The discovery of evil is called the sin of Adam. But, this was in fact not a sin, for the Creator Himself says that He created the evil inclination. This means that Adam did not sin, rather he only discovered the sin, his evil, egoistic nature.
From the start we were created with a nature such as this so that we would have the opportunity to rise above it, and from this evil, become aware of the good, the Creator. It is impossible to discover this without that nature, “As the advantage of Light over Darkness,” (Kohelet Rabbah 2:13).
In the New Year (Rosh Hashanah) we celebrate the opportunity to rise up and attain the upper force, the Creator, to become Adam (Man), meaning the person who resembles Him. This is within the power of everyone, for Adam was simply the first who did it. As it is said, “for they shall all know Me, from the least of them unto the greatest of them” (Jeremiah 31:33), and “…for My house shall be called a house of prayer for all peoples.” (Isaiah 56:7). So Adam is an image that is relevant to all of humanity.

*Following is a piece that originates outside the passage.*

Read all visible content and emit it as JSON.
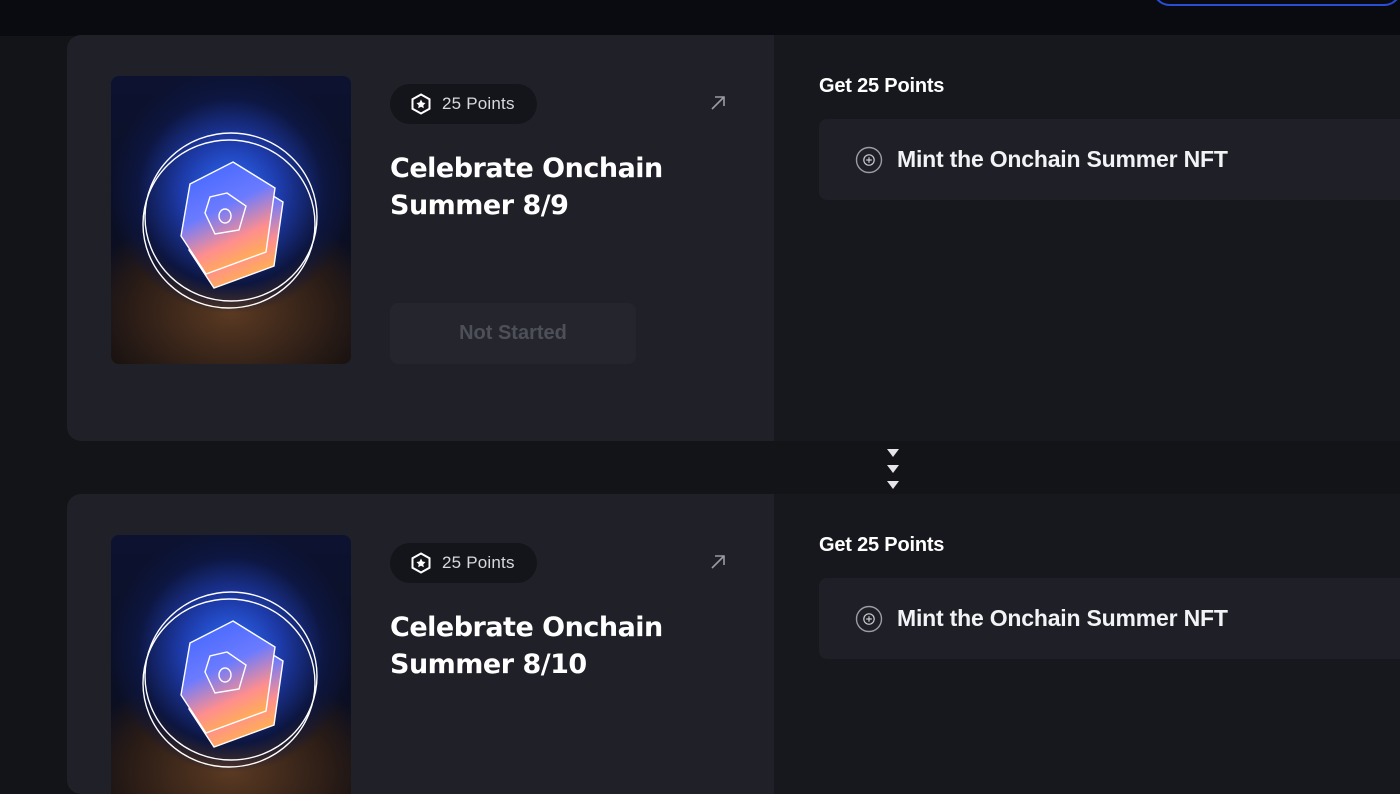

If during this holiday we make the right accounting of the past year, we clarify that we have still not attained correction and that we have not ascended with all of humanity to the peak of our existence, the spiritual world, the level of resembling the higher, eternal and perfect power. And for this we ask forgiveness, meaning we judge ourselves that we could have discovered our evil inclination and corrected it, rising above it and uniting between us, but we didn’t do it. So we ask in the beginning of the year that we be given the power that makes it possible to correct ourselves and reach the goal of creation.
From the Israeli Radio Program 103FM, 9/6/15